K-State’s recreation facility has approximately 4,500 users per day but that number is growing. The usage with the Performance Zones averages about 1,000 users per day, orders of magnitude above what the racquetball courts were attracting. “Anyone who has a membership to our facility has access to the space,” said Denise Simonds, communications and marketing assistant for Recreational Services at Kansas State University. “We have seen an increase in the numbers of users within the space since the opening. The numbers continue to go up.”
Since the Performance Zones occupy the space previously held by five of the racquetball courts, one of the challenges was to interconnect the zone rooms and change the entrances and flow-through so that access is maximized. Doorways were cut out and expanded, and walls were opened up to create flow-through spaces between each of the zones. “If we had to do it differently, we would probably add more courts to our Performance Zone area,” admits Martini, since the zones have been so popular since they opened. “Additionally, we should have made the openings between the zones larger than we currently have them. Having an additional court with turf would also be beneficial.” There are so many new possibilities that have opened up, the team is eager to build on to the early success of the Performance Zones. “The Hammer Strength rigs are all modular and we designed the layout with the elements we did to fit both the space and the budget,” said Jeff Paxton, fitness equipment and design consultant with Advanced Exercise, the partner that worked with the K-State Recreational Services team on the project.
“Working with the K-State staff as one cohesive team was great,” continued Paxton. “The equipment line-up is very nontraditional and trust in designing, delivering and installing this large project was crucial to its success. The fear was ‘will the students love this space and use it’? The good news is they started using it immediately when they cut the ribbon and let them in.” The popularity of the Performance Zones continues to fuel participation growth at the center.

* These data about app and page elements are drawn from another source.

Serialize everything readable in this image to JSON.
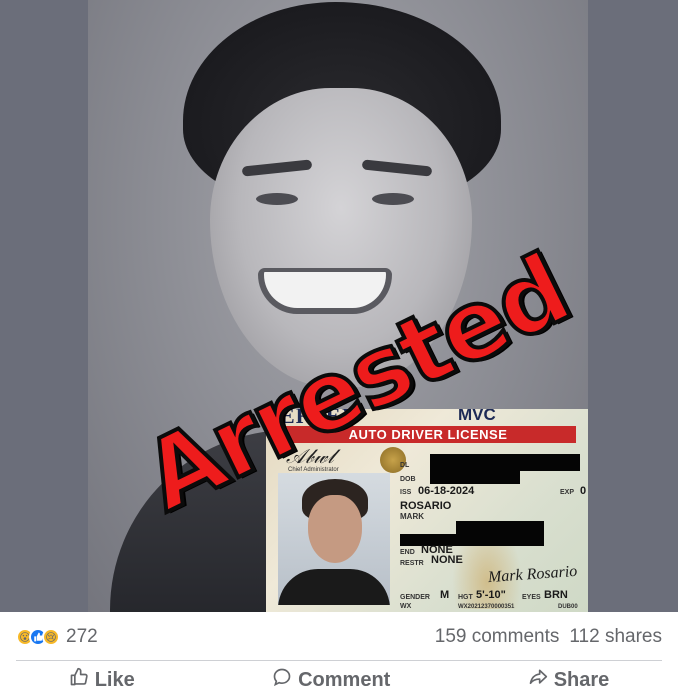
{
  "post_image": {
    "stamp_text": "Arrested",
    "license": {
      "state_header": "ERSEY",
      "agency": "MVC",
      "band_title": "AUTO DRIVER LICENSE",
      "admin_caption": "Chief Administrator",
      "fields": {
        "dl_label": "DL",
        "dob_label": "DOB",
        "iss_label": "ISS",
        "iss_value": "06-18-2024",
        "exp_label": "EXP",
        "exp_value": "0",
        "last_name": "ROSARIO",
        "first_name": "MARK",
        "end_label": "END",
        "end_value": "NONE",
        "restr_label": "RESTR",
        "restr_value": "NONE",
        "gender_label": "GENDER",
        "gender_value": "M",
        "hgt_label": "HGT",
        "hgt_value": "5'-10\"",
        "eyes_label": "EYES",
        "eyes_value": "BRN",
        "class_value": "WX",
        "doc_number": "WX20212370000351",
        "doc_suffix": "DUB00"
      },
      "holder_signature": "Mark Rosario"
    }
  },
  "reactions": {
    "icons": [
      "wow-icon",
      "like-icon",
      "sad-icon"
    ],
    "count": "272"
  },
  "stats": {
    "comments": "159 comments",
    "shares": "112 shares"
  },
  "actions": {
    "like": "Like",
    "comment": "Comment",
    "share": "Share"
  },
  "colors": {
    "stamp_red": "#ee1c1c",
    "like_blue": "#1877f2",
    "text_gray": "#65676b"
  }
}
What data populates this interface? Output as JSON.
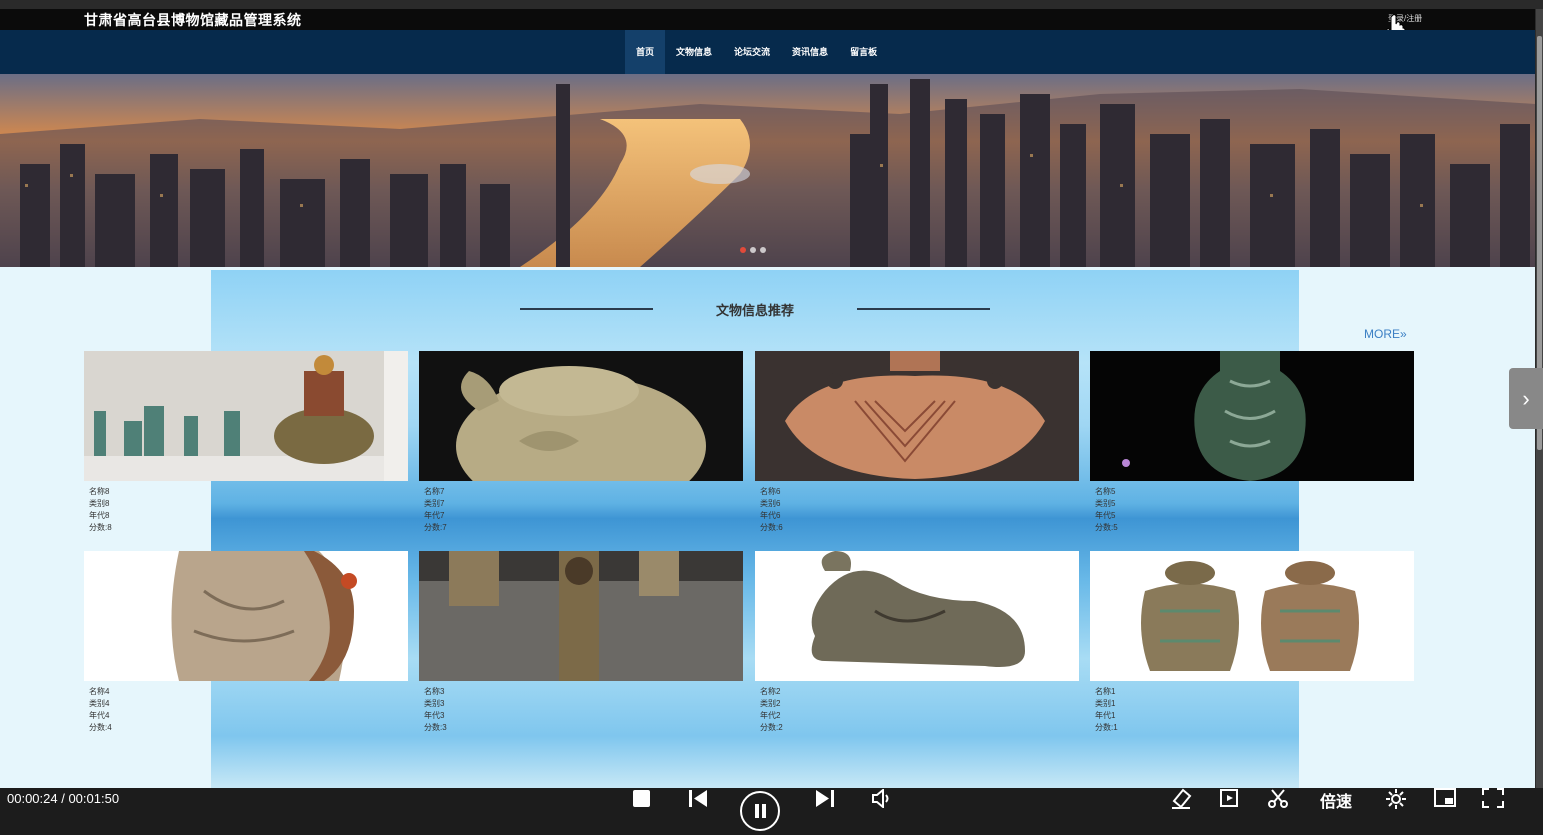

The key interaction and teamwork between facility client and fitness consultant was tight and trusting throughout. The expected challenges of cost, space, configuration and construction all came into play, especially since the center remained open to the public while construction was going on. “Jeff Paxton was a huge reason we were able to overcome many of the challenges for this project,” commented Simonds. “The project did not end on time, due to unforeseen delays, but did stay within the budget. It was a new concept for us, and Advanced Exercise was instrumental in picking the equipment for the space, helping design the right layout, and even guiding us on flooring choices. It was like a giant puzzle to put together. The custom configurations allowed us to get exactly what we wanted but also took some time to understand how everything worked and would operate.” Advanced Exercise saw every element through to the end.
“We are proud of how the space came together and how great it turned out,” concluded Martini, on behalf of the whole K-State team. “When we are building something new and with brand new equipment, we always want to make sure that it is something the students want and will use. This turned out to be the case and we couldn’t be happier.”
About Advanced Exercise
Founded in 1986, Advanced Exercise is a leading fitness equipment and facility design resource, representing more than 30 equipment brands to bring clients the best new or used equipment solutions to maximize the use of available space and meet the needs of a diverse community of fitness amenity end users. For more information on fitness equipment and facility design services, visit www.advancedexercise.com or call 800-520-1112 to connect with one of Advanced Exercise’s experts.